"Today," he said, "our open spaces are more precious than ever."
As part of his "America's Great Outdoors Initiative," Obama announced he is seeking full funding for the Land and Water Conservation Fund, a 45-year-old program that pays for everything from federal land and easement purchases to state grants for state and local parks, trails and other uses. If fully funded Congress in 1977 authorized it at $900 million a year but paid out just $38 million last year it could help Utah avoid state park closures, for instance.
The money comes from offshore oil and gas drilling taxes, but through the years most of it has been diverted to other programs.
"If you take something out of the earth you have a responsibility to give a little bit back to the earth," Obama said in a Wednesday ceremony streamed live on the White House website.
House Republicans have proposed eliminating the fund altogether this year, and Rep. Rob Bishop, R-Utah, supports that cut. His spokeswoman, Melissa Subbotin, said the government has used the account to "grow the federal estate."
"It is perplexing that while Republicans are working on behalf of all Americans to cut spending and pay down the deficit," she said, "the president opted to roll out a new proposal to increase spending for this unnecessary federal program."
Rep. Jim Matheson, D-Utah, long has supported full funding for the program, which aids hunters and anglers, spokeswoman Alyson Heyrend said. Now, though, "it is targeted for deep cuts this year in the House of Representatives, so its funding levels are uncertain."
The outdoors initiative was prepared at Obama's request over 10 months and included a listening tour. One thing young people reportedly told officials was that they wanted outdoor job opportunities. The initiative responds with a Conservation Service Corps that would draw on such existing programs as AmeriCorps and youth internships to direct young people into trail building and other paid outdoor experiences.
Obama also proposes managing federal lands cooperatively across agency boundaries to ensure room for landscape adaptations to climate change.
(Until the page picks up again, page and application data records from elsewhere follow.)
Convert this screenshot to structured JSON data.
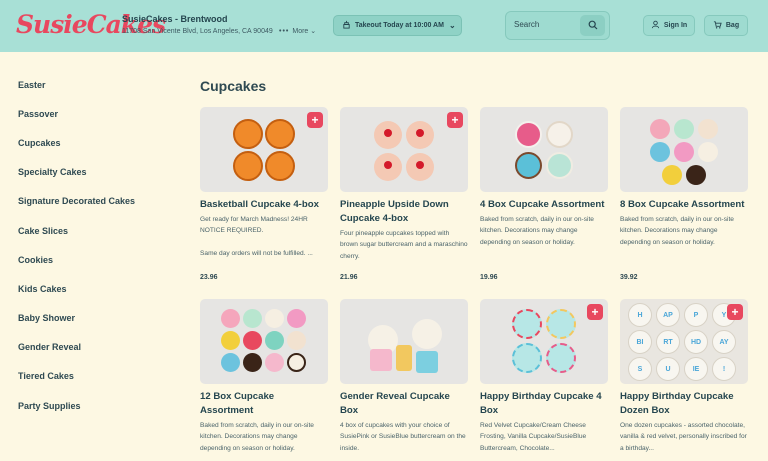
{
  "header": {
    "logo": "SusieCakes",
    "store_name": "SusieCakes - Brentwood",
    "store_address": "11708 San Vicente Blvd, Los Angeles, CA 90049",
    "more_label": "More",
    "takeout_label": "Takeout Today at 10:00 AM",
    "search_placeholder": "Search",
    "signin_label": "Sign In",
    "bag_label": "Bag"
  },
  "sidebar": {
    "items": [
      {
        "label": "Easter"
      },
      {
        "label": "Passover"
      },
      {
        "label": "Cupcakes"
      },
      {
        "label": "Specialty Cakes"
      },
      {
        "label": "Signature Decorated Cakes"
      },
      {
        "label": "Cake Slices"
      },
      {
        "label": "Cookies"
      },
      {
        "label": "Kids Cakes"
      },
      {
        "label": "Baby Shower"
      },
      {
        "label": "Gender Reveal"
      },
      {
        "label": "Tiered Cakes"
      },
      {
        "label": "Party Supplies"
      }
    ]
  },
  "main": {
    "section_title": "Cupcakes",
    "products": [
      {
        "title": "Basketball Cupcake 4-box",
        "desc": "Get ready for March Madness! 24HR NOTICE REQUIRED.\n\nSame day orders will not be fulfilled. ...",
        "price": "23.96",
        "add": "+"
      },
      {
        "title": "Pineapple Upside Down Cupcake 4-box",
        "desc": "Four pineapple cupcakes topped with brown sugar buttercream and a maraschino cherry.",
        "price": "21.96",
        "add": "+"
      },
      {
        "title": "4 Box Cupcake Assortment",
        "desc": "Baked from scratch, daily in our on-site kitchen. Decorations may change depending on season or holiday.",
        "price": "19.96",
        "add": ""
      },
      {
        "title": "8 Box Cupcake Assortment",
        "desc": "Baked from scratch, daily in our on-site kitchen. Decorations may change depending on season or holiday.",
        "price": "39.92",
        "add": ""
      },
      {
        "title": "12 Box Cupcake Assortment",
        "desc": "Baked from scratch, daily in our on-site kitchen. Decorations may change depending on season or holiday.",
        "price": "",
        "add": ""
      },
      {
        "title": "Gender Reveal Cupcake Box",
        "desc": "4 box of cupcakes with your choice of SusiePink or SusieBlue buttercream on the inside.",
        "price": "",
        "add": ""
      },
      {
        "title": "Happy Birthday Cupcake 4 Box",
        "desc": "Red Velvet Cupcake/Cream Cheese Frosting, Vanilla Cupcake/SusieBlue Buttercream, Chocolate...",
        "price": "",
        "add": "+"
      },
      {
        "title": "Happy Birthday Cupcake Dozen Box",
        "desc": "One dozen cupcakes - assorted chocolate, vanilla & red velvet, personally inscribed for a birthday...",
        "price": "",
        "add": "+"
      }
    ],
    "letters": [
      "H",
      "AP",
      "P",
      "Y",
      "BI",
      "RT",
      "HD",
      "AY",
      "S",
      "U",
      "IE",
      "!"
    ]
  },
  "colors": {
    "header_bg": "#a8e0d6",
    "brand_red": "#e8485f",
    "page_bg": "#fdf8e3"
  }
}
He praised earlier presidents' conservation efforts, including Abraham Lincoln's land grant for what became Yosemite National Park, and said conservation "became one of our greatest exports" as other nations adopted a conservation ethic.
Environmentalists were overjoyed by the plan. Marc Heileson, the Salt Lake City-based Southwest program director for the Sierra Club, hopes it signals a willingness to expand wilderness protections in coming years.
Full funding for the Land and Water Conservation Fund would be huge, said Wilderness Society conservation funding director Alan Rowsome. The program already is paid for with oil and gas revenues, he said, and Obama just needs Congress to halt the flow of these dedicated funds to other purposes.
"The president," Rowsome said, "is trying to meet an unmet 45-year promise."
America's Great Outdoors
O See the administration's report on its outdoor agenda.